* **EXERCISE DESCRIPTION**
Each line from the material with the word "icon" in it must be copied.

***** MATERIAL SHOWN *****

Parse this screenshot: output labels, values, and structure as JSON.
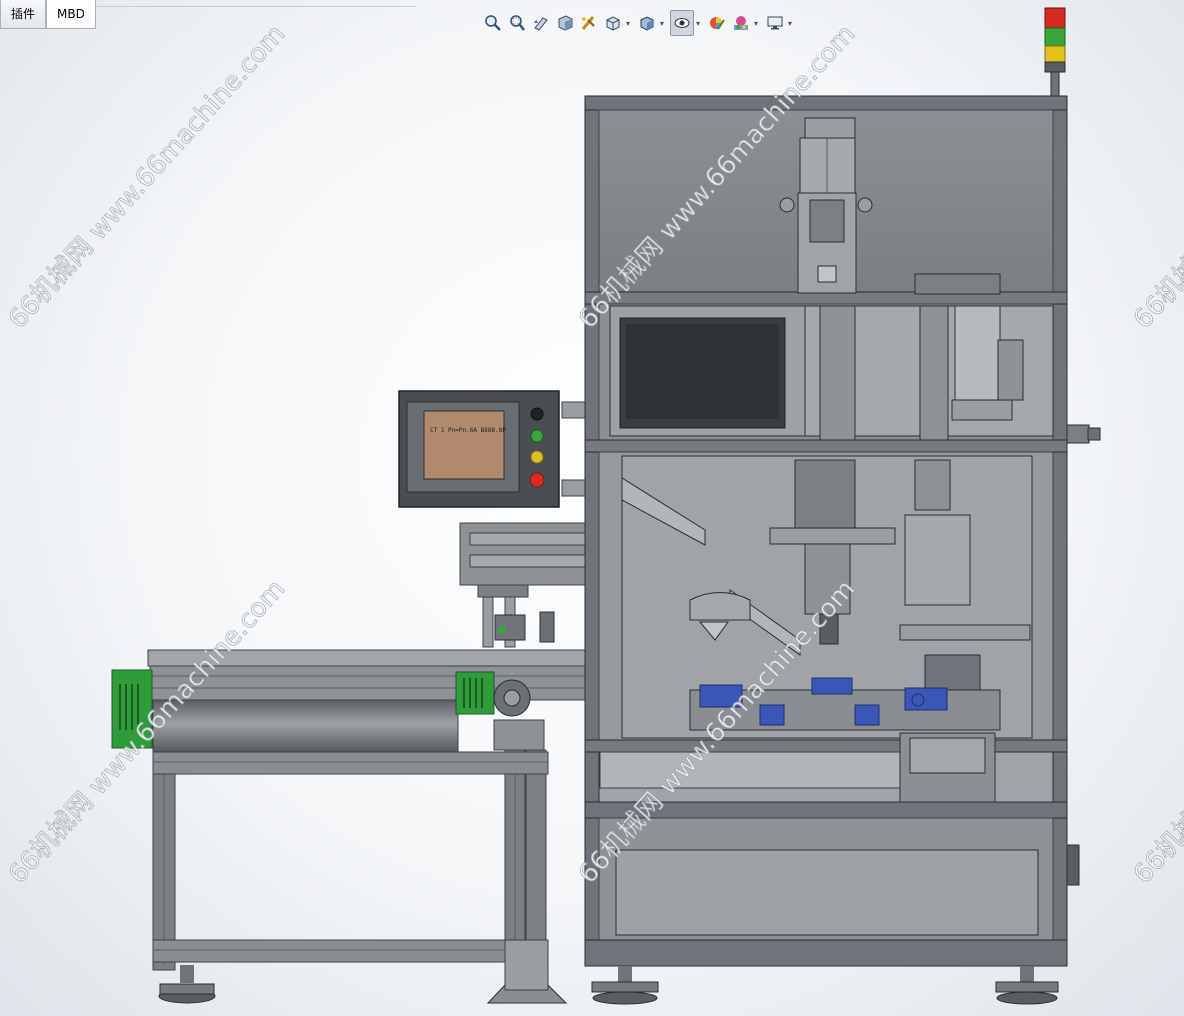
{
  "tabs": [
    {
      "label": "插件",
      "active": false
    },
    {
      "label": "MBD",
      "active": true
    }
  ],
  "toolbar": {
    "buttons": [
      {
        "name": "zoom-to-fit-icon"
      },
      {
        "name": "zoom-area-icon"
      },
      {
        "name": "previous-view-icon"
      },
      {
        "name": "section-view-icon"
      },
      {
        "name": "dynamic-annotation-icon"
      },
      {
        "name": "view-orientation-icon",
        "dropdown": true
      },
      {
        "name": "display-style-icon",
        "dropdown": true
      },
      {
        "name": "hide-show-items-icon",
        "dropdown": true,
        "pressed": true
      },
      {
        "name": "edit-appearance-icon"
      },
      {
        "name": "apply-scene-icon",
        "dropdown": true
      },
      {
        "name": "view-settings-icon",
        "dropdown": true
      }
    ]
  },
  "hmi_screen_text": "CT 1  Pn=Pn.6A  B888.8P",
  "watermark": "66机械网 www.66machine.com",
  "colors": {
    "frame": "#6f747a",
    "frame_dark": "#3e4247",
    "panel": "#8f9398",
    "panel_light": "#a7abaf",
    "green_box": "#2e9c3a",
    "blue_part": "#3a57b8",
    "hmi_screen": "#b18a6e",
    "stack_red": "#d62a22",
    "stack_yellow": "#e2c11a",
    "stack_green": "#3aa53a"
  }
}
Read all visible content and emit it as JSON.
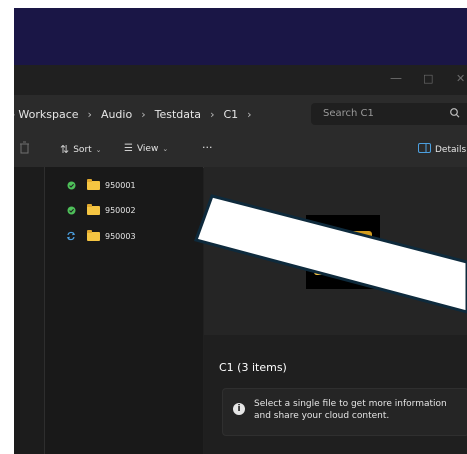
{
  "window": {
    "minimize_glyph": "—",
    "maximize_glyph": "□",
    "close_glyph": "✕"
  },
  "address": {
    "crumbs": [
      "Workspace",
      "Audio",
      "Testdata",
      "C1"
    ],
    "separator": "›",
    "search_placeholder": "Search C1"
  },
  "toolbar": {
    "sort_label": "Sort",
    "view_label": "View",
    "more_label": "···",
    "details_label": "Details"
  },
  "files": [
    {
      "name": "950001",
      "status": "synced"
    },
    {
      "name": "950002",
      "status": "synced"
    },
    {
      "name": "950003",
      "status": "syncing"
    }
  ],
  "details": {
    "title": "C1 (3 items)",
    "info_text": "Select a single file to get more information and share your cloud content."
  },
  "colors": {
    "accent": "#4ca0e0",
    "synced": "#4ec15a",
    "folder": "#f5c542",
    "header": "#1a1646"
  }
}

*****

* **RESULT BELOW**
        "name": "zoom-to-fit-icon"
        "name": "zoom-area-icon"
        "name": "previous-view-icon"
        "name": "section-view-icon"
        "name": "dynamic-annotation-icon"
        "name": "view-orientation-icon",
        "name": "display-style-icon",
        "name": "hide-show-items-icon",
        "name": "edit-appearance-icon"
        "name": "apply-scene-icon",
        "name": "view-settings-icon",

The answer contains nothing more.